(Instructions for the task) Across the entries that follow, count each line holding "coins" and state the total alone.

(Records shown)
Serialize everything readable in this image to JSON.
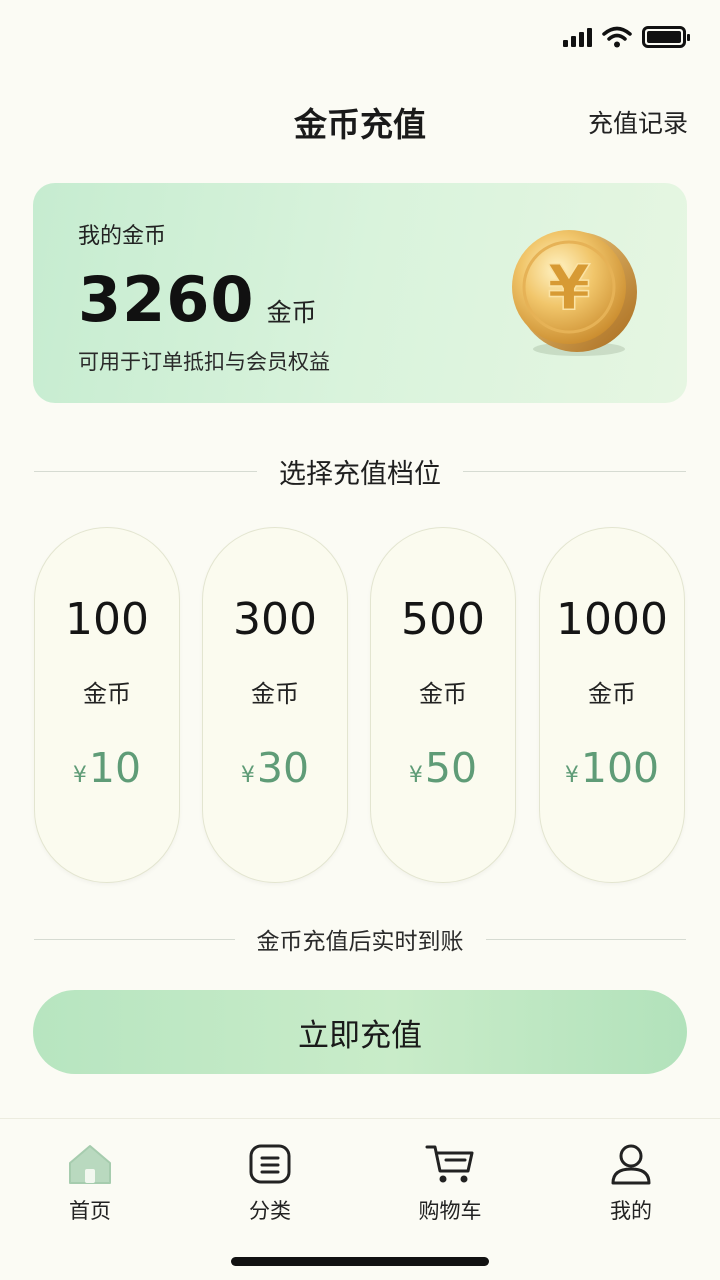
{
  "header": {
    "title": "金币充值",
    "right_action": "充值记录"
  },
  "balance": {
    "label": "我的金币",
    "value": "3260",
    "unit": "金币",
    "description": "可用于订单抵扣与会员权益",
    "coin_symbol": "¥"
  },
  "tiers_section": {
    "title": "选择充值档位"
  },
  "tiers": [
    {
      "coins": "100",
      "unit": "金币",
      "currency": "¥",
      "price": "10"
    },
    {
      "coins": "300",
      "unit": "金币",
      "currency": "¥",
      "price": "30"
    },
    {
      "coins": "500",
      "unit": "金币",
      "currency": "¥",
      "price": "50"
    },
    {
      "coins": "1000",
      "unit": "金币",
      "currency": "¥",
      "price": "100"
    }
  ],
  "note": "金币充值后实时到账",
  "action": {
    "recharge_label": "立即充值"
  },
  "tabbar": {
    "items": [
      {
        "label": "首页",
        "icon": "home-icon",
        "active": true
      },
      {
        "label": "分类",
        "icon": "category-icon",
        "active": false
      },
      {
        "label": "购物车",
        "icon": "cart-icon",
        "active": false
      },
      {
        "label": "我的",
        "icon": "profile-icon",
        "active": false
      }
    ]
  },
  "colors": {
    "accent_green": "#5f9c77",
    "card_green": "#c6ecd0",
    "button_green": "#b7e5c0",
    "background": "#fbfbf4"
  }
}
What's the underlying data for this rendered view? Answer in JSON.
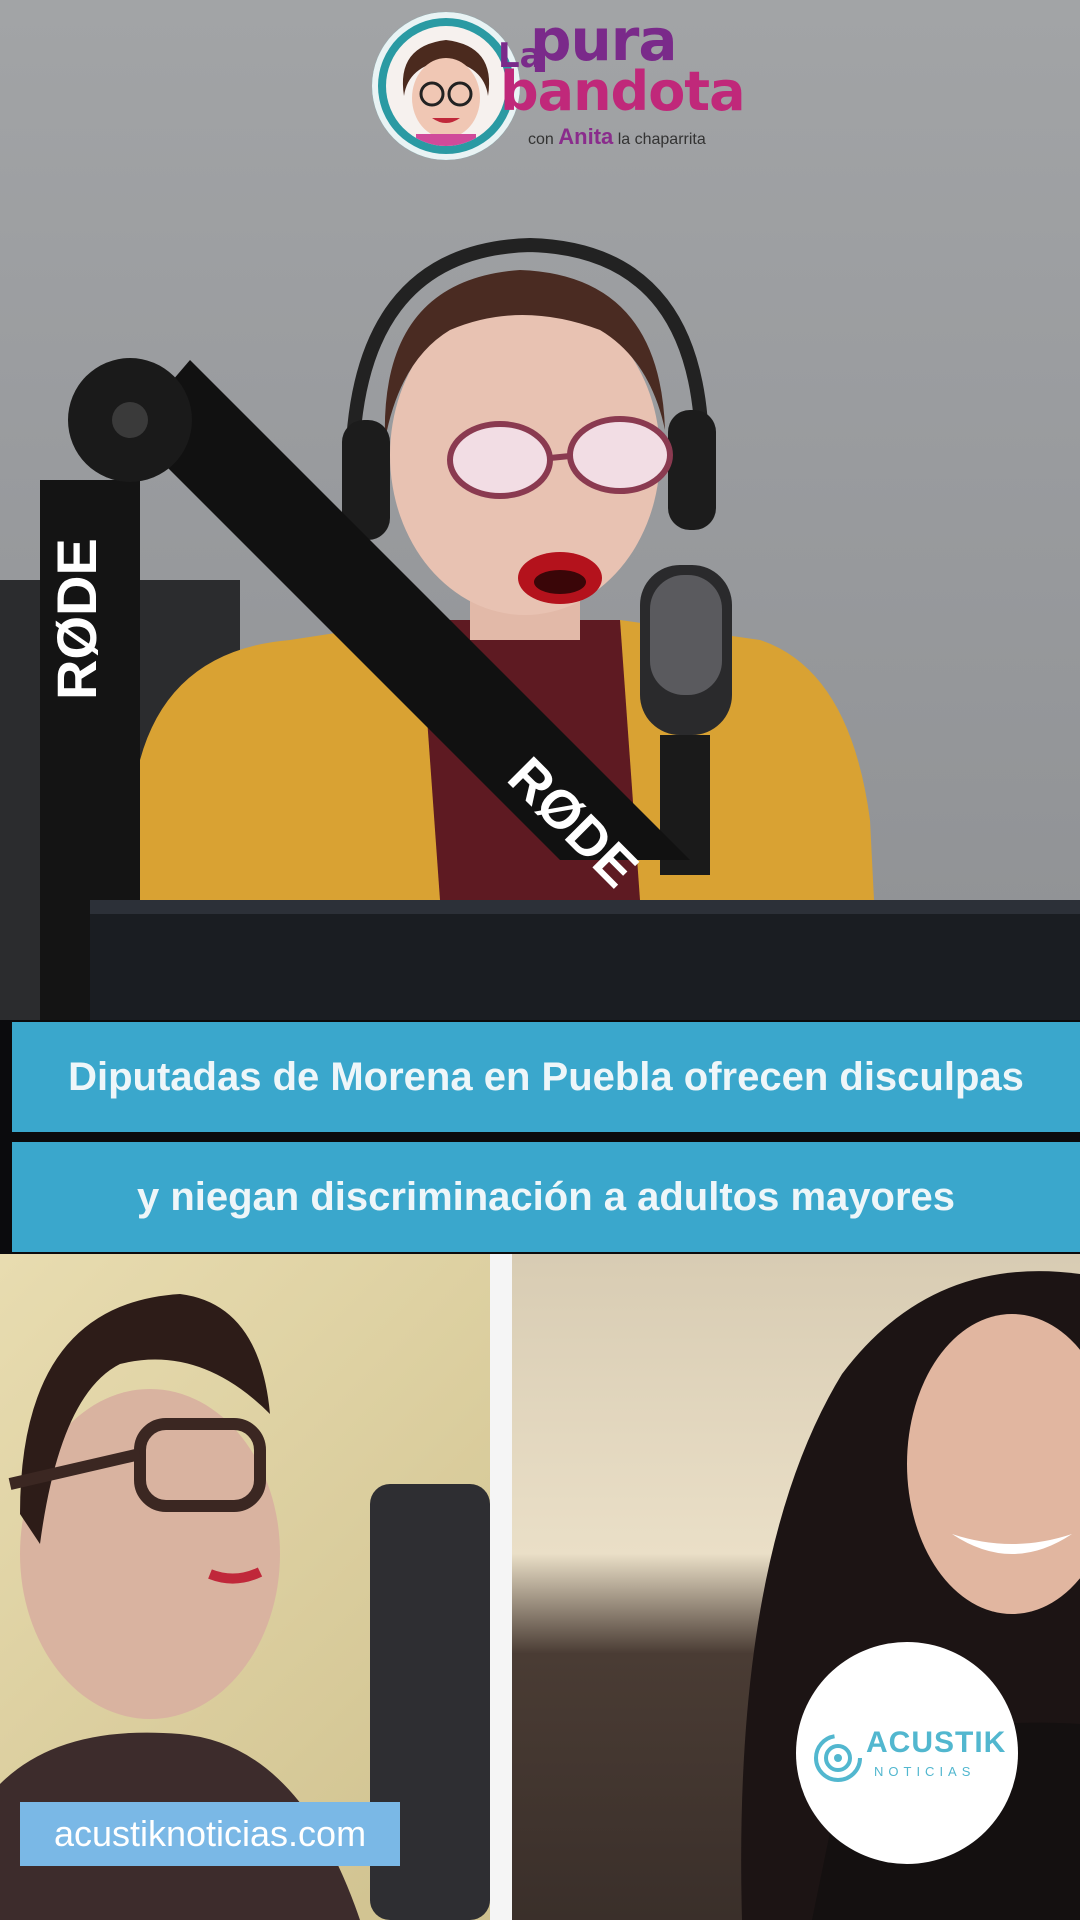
{
  "logo": {
    "la": "La",
    "pura": "pura",
    "bandota": "bandota",
    "con": "con",
    "host": "Anita",
    "host_suffix": "la chaparrita"
  },
  "mic_brand": "RØDE",
  "headline": {
    "line1": "Diputadas de Morena en Puebla ofrecen disculpas",
    "line2": "y niegan discriminación a adultos mayores"
  },
  "website": "acustiknoticias.com",
  "badge": {
    "name": "ACUSTIK",
    "sub": "NOTICIAS"
  },
  "colors": {
    "caption_bar": "#3aa7cc",
    "website_label": "#7ab8e6",
    "logo_purple": "#7a2a8a",
    "logo_magenta": "#c0287a",
    "badge_accent": "#52b7cf"
  }
}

(Answer section) 4